Records:
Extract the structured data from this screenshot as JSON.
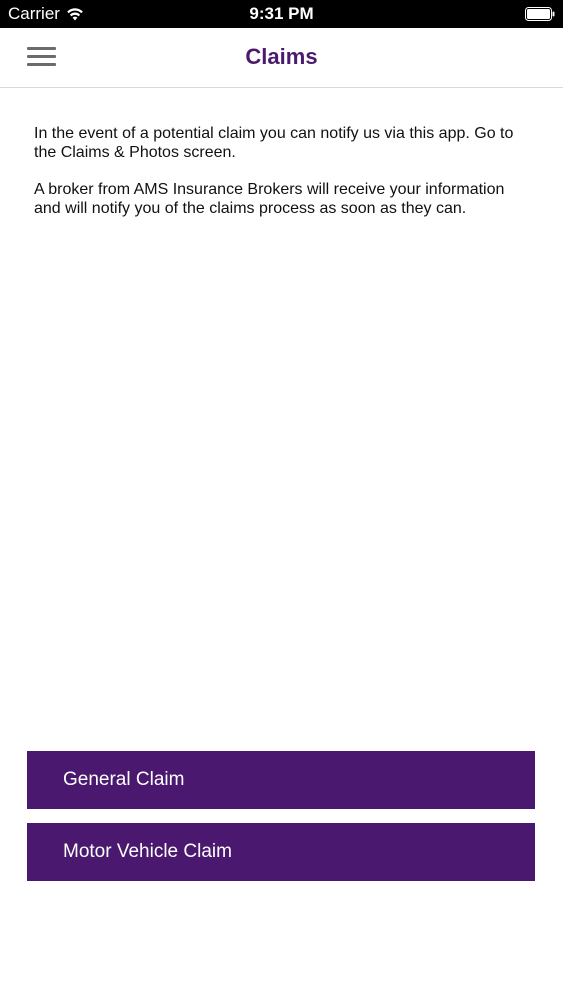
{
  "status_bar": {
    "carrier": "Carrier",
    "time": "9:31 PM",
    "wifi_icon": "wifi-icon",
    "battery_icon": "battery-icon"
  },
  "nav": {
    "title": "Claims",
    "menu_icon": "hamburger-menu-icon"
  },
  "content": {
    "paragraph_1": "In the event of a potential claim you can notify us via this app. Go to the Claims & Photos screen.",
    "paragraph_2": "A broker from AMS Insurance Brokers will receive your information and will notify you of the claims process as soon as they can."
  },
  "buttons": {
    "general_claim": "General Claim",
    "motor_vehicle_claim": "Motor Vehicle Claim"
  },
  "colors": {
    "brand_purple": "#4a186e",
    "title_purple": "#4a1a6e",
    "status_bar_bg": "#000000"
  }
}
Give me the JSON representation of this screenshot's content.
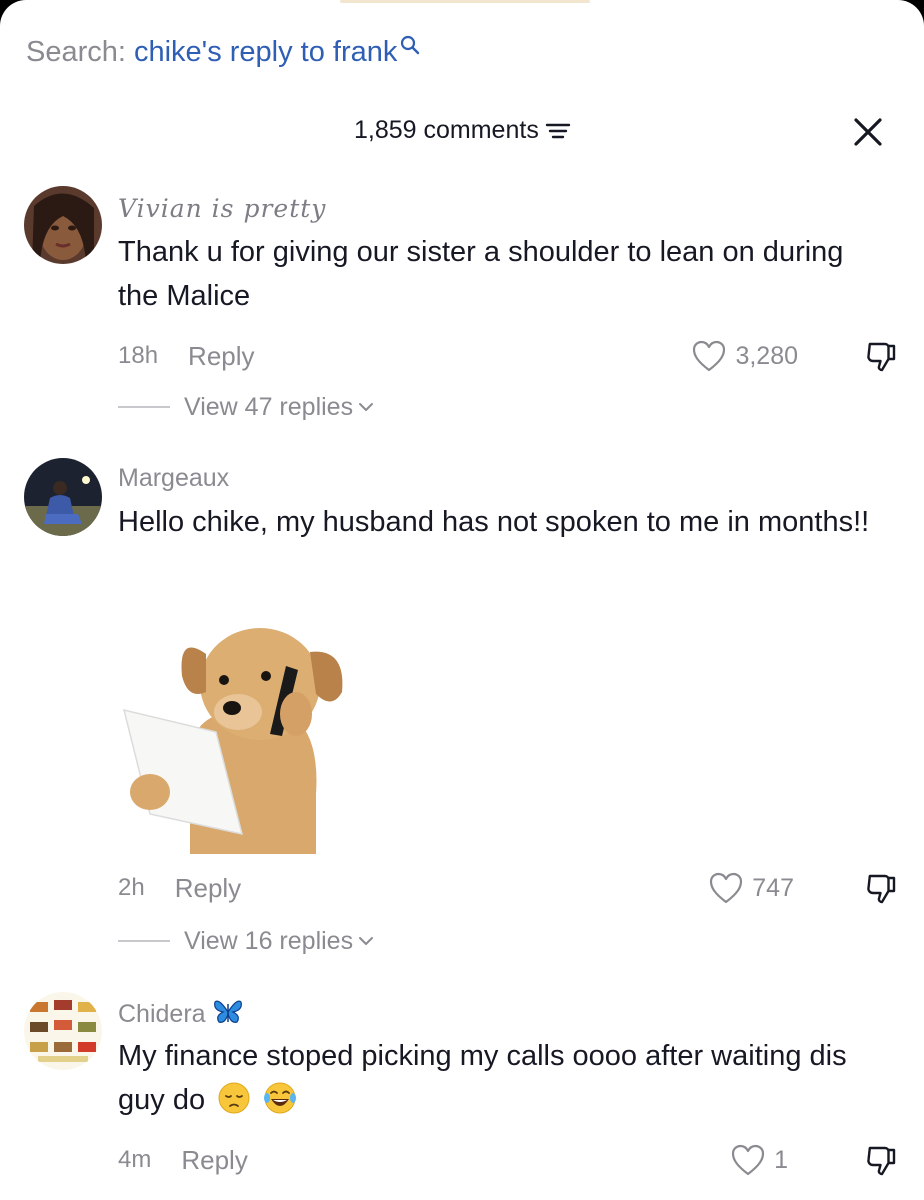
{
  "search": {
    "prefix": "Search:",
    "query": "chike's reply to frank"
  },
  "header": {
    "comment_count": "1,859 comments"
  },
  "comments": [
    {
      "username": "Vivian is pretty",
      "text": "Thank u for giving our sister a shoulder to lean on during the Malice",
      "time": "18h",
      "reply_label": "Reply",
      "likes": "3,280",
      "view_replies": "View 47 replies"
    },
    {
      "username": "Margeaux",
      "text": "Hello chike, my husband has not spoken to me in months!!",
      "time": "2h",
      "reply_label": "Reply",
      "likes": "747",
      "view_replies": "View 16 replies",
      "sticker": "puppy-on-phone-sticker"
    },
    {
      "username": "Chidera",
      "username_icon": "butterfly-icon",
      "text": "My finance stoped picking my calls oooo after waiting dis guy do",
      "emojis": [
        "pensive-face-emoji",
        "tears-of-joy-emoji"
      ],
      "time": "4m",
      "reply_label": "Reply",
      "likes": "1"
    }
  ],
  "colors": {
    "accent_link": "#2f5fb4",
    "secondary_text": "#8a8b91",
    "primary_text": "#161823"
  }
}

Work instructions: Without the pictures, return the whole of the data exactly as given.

Response area:
Extract the structured data from this screenshot as JSON.
{
  "status_bar": {
    "carrier": "Carrier",
    "time": "9:31 PM",
    "wifi_icon": "wifi-icon",
    "battery_icon": "battery-icon"
  },
  "nav": {
    "title": "Claims",
    "menu_icon": "hamburger-menu-icon"
  },
  "content": {
    "paragraph_1": "In the event of a potential claim you can notify us via this app. Go to the Claims & Photos screen.",
    "paragraph_2": "A broker from AMS Insurance Brokers will receive your information and will notify you of the claims process as soon as they can."
  },
  "buttons": {
    "general_claim": "General Claim",
    "motor_vehicle_claim": "Motor Vehicle Claim"
  },
  "colors": {
    "brand_purple": "#4a186e",
    "title_purple": "#4a1a6e",
    "status_bar_bg": "#000000"
  }
}
Give me the JSON representation of this screenshot's content.
{
  "search": {
    "prefix": "Search:",
    "query": "chike's reply to frank"
  },
  "header": {
    "comment_count": "1,859 comments"
  },
  "comments": [
    {
      "username": "Vivian is pretty",
      "text": "Thank u for giving our sister a shoulder to lean on during the Malice",
      "time": "18h",
      "reply_label": "Reply",
      "likes": "3,280",
      "view_replies": "View 47 replies"
    },
    {
      "username": "Margeaux",
      "text": "Hello chike, my husband has not spoken to me in months!!",
      "time": "2h",
      "reply_label": "Reply",
      "likes": "747",
      "view_replies": "View 16 replies",
      "sticker": "puppy-on-phone-sticker"
    },
    {
      "username": "Chidera",
      "username_icon": "butterfly-icon",
      "text": "My finance stoped picking my calls oooo after waiting dis guy do",
      "emojis": [
        "pensive-face-emoji",
        "tears-of-joy-emoji"
      ],
      "time": "4m",
      "reply_label": "Reply",
      "likes": "1"
    }
  ],
  "colors": {
    "accent_link": "#2f5fb4",
    "secondary_text": "#8a8b91",
    "primary_text": "#161823"
  }
}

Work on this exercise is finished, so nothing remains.